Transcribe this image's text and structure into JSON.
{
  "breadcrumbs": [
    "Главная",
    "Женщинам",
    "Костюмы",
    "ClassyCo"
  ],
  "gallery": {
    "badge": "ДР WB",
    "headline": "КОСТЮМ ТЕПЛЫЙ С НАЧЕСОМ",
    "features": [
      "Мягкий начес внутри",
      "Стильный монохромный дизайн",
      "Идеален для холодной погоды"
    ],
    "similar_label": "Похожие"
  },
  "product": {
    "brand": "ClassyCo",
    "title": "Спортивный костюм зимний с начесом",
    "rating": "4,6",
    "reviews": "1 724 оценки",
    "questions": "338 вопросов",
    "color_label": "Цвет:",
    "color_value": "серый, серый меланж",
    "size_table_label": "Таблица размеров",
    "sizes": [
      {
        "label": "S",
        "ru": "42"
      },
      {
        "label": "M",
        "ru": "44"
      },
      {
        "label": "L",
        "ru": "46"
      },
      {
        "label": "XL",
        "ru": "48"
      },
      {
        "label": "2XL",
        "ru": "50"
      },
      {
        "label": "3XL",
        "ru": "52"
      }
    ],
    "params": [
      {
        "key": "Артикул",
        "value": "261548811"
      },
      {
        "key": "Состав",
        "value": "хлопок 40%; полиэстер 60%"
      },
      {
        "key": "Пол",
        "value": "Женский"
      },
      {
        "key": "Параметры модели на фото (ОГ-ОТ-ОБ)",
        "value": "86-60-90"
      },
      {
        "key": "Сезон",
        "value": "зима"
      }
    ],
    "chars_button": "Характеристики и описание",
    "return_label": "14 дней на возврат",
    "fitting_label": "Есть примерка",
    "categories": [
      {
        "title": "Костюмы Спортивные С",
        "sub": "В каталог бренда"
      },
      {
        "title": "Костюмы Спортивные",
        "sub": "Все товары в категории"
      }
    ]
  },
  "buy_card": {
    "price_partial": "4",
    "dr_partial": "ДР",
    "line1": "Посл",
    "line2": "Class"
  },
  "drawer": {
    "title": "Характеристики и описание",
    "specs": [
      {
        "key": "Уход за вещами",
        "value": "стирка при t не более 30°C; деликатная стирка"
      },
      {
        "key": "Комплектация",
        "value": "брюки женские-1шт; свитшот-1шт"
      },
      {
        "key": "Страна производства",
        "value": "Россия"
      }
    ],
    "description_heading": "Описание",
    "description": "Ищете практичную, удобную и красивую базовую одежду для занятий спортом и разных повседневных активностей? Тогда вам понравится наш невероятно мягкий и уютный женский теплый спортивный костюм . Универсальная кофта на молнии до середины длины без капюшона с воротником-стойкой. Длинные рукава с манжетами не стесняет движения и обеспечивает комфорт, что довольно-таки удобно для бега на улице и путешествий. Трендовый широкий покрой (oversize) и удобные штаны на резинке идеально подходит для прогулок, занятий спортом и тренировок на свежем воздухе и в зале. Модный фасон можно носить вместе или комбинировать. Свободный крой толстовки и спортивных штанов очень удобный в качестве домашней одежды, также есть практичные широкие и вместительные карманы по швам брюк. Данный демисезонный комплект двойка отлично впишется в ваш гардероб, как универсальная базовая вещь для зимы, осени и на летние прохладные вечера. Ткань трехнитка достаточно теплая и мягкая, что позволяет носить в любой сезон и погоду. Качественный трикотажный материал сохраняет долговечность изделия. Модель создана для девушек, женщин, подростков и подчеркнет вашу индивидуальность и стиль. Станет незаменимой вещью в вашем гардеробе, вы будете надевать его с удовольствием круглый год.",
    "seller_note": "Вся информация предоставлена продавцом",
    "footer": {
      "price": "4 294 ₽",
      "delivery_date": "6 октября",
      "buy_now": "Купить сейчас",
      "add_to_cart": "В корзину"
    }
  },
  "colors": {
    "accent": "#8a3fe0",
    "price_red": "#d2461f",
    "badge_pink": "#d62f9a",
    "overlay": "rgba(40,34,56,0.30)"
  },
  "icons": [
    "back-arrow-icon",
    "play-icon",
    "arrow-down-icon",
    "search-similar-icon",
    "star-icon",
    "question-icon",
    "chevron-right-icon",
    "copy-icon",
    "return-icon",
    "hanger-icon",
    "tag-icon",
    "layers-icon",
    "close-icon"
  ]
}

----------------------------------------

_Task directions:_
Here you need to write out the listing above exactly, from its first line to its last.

_Problem solution:_
Transcribe this image's text and structure into JSON.
{
  "breadcrumbs": [
    "Главная",
    "Женщинам",
    "Костюмы",
    "ClassyCo"
  ],
  "gallery": {
    "badge": "ДР WB",
    "headline": "КОСТЮМ ТЕПЛЫЙ С НАЧЕСОМ",
    "features": [
      "Мягкий начес внутри",
      "Стильный монохромный дизайн",
      "Идеален для холодной погоды"
    ],
    "similar_label": "Похожие"
  },
  "product": {
    "brand": "ClassyCo",
    "title": "Спортивный костюм зимний с начесом",
    "rating": "4,6",
    "reviews": "1 724 оценки",
    "questions": "338 вопросов",
    "color_label": "Цвет:",
    "color_value": "серый, серый меланж",
    "size_table_label": "Таблица размеров",
    "sizes": [
      {
        "label": "S",
        "ru": "42"
      },
      {
        "label": "M",
        "ru": "44"
      },
      {
        "label": "L",
        "ru": "46"
      },
      {
        "label": "XL",
        "ru": "48"
      },
      {
        "label": "2XL",
        "ru": "50"
      },
      {
        "label": "3XL",
        "ru": "52"
      }
    ],
    "params": [
      {
        "key": "Артикул",
        "value": "261548811"
      },
      {
        "key": "Состав",
        "value": "хлопок 40%; полиэстер 60%"
      },
      {
        "key": "Пол",
        "value": "Женский"
      },
      {
        "key": "Параметры модели на фото (ОГ-ОТ-ОБ)",
        "value": "86-60-90"
      },
      {
        "key": "Сезон",
        "value": "зима"
      }
    ],
    "chars_button": "Характеристики и описание",
    "return_label": "14 дней на возврат",
    "fitting_label": "Есть примерка",
    "categories": [
      {
        "title": "Костюмы Спортивные С",
        "sub": "В каталог бренда"
      },
      {
        "title": "Костюмы Спортивные",
        "sub": "Все товары в категории"
      }
    ]
  },
  "buy_card": {
    "price_partial": "4",
    "dr_partial": "ДР",
    "line1": "Посл",
    "line2": "Class"
  },
  "drawer": {
    "title": "Характеристики и описание",
    "specs": [
      {
        "key": "Уход за вещами",
        "value": "стирка при t не более 30°C; деликатная стирка"
      },
      {
        "key": "Комплектация",
        "value": "брюки женские-1шт; свитшот-1шт"
      },
      {
        "key": "Страна производства",
        "value": "Россия"
      }
    ],
    "description_heading": "Описание",
    "description": "Ищете практичную, удобную и красивую базовую одежду для занятий спортом и разных повседневных активностей? Тогда вам понравится наш невероятно мягкий и уютный женский теплый спортивный костюм . Универсальная кофта на молнии до середины длины без капюшона с воротником-стойкой. Длинные рукава с манжетами не стесняет движения и обеспечивает комфорт, что довольно-таки удобно для бега на улице и путешествий. Трендовый широкий покрой (oversize) и удобные штаны на резинке идеально подходит для прогулок, занятий спортом и тренировок на свежем воздухе и в зале. Модный фасон можно носить вместе или комбинировать. Свободный крой толстовки и спортивных штанов очень удобный в качестве домашней одежды, также есть практичные широкие и вместительные карманы по швам брюк. Данный демисезонный комплект двойка отлично впишется в ваш гардероб, как универсальная базовая вещь для зимы, осени и на летние прохладные вечера. Ткань трехнитка достаточно теплая и мягкая, что позволяет носить в любой сезон и погоду. Качественный трикотажный материал сохраняет долговечность изделия. Модель создана для девушек, женщин, подростков и подчеркнет вашу индивидуальность и стиль. Станет незаменимой вещью в вашем гардеробе, вы будете надевать его с удовольствием круглый год.",
    "seller_note": "Вся информация предоставлена продавцом",
    "footer": {
      "price": "4 294 ₽",
      "delivery_date": "6 октября",
      "buy_now": "Купить сейчас",
      "add_to_cart": "В корзину"
    }
  },
  "colors": {
    "accent": "#8a3fe0",
    "price_red": "#d2461f",
    "badge_pink": "#d62f9a",
    "overlay": "rgba(40,34,56,0.30)"
  },
  "icons": [
    "back-arrow-icon",
    "play-icon",
    "arrow-down-icon",
    "search-similar-icon",
    "star-icon",
    "question-icon",
    "chevron-right-icon",
    "copy-icon",
    "return-icon",
    "hanger-icon",
    "tag-icon",
    "layers-icon",
    "close-icon"
  ]
}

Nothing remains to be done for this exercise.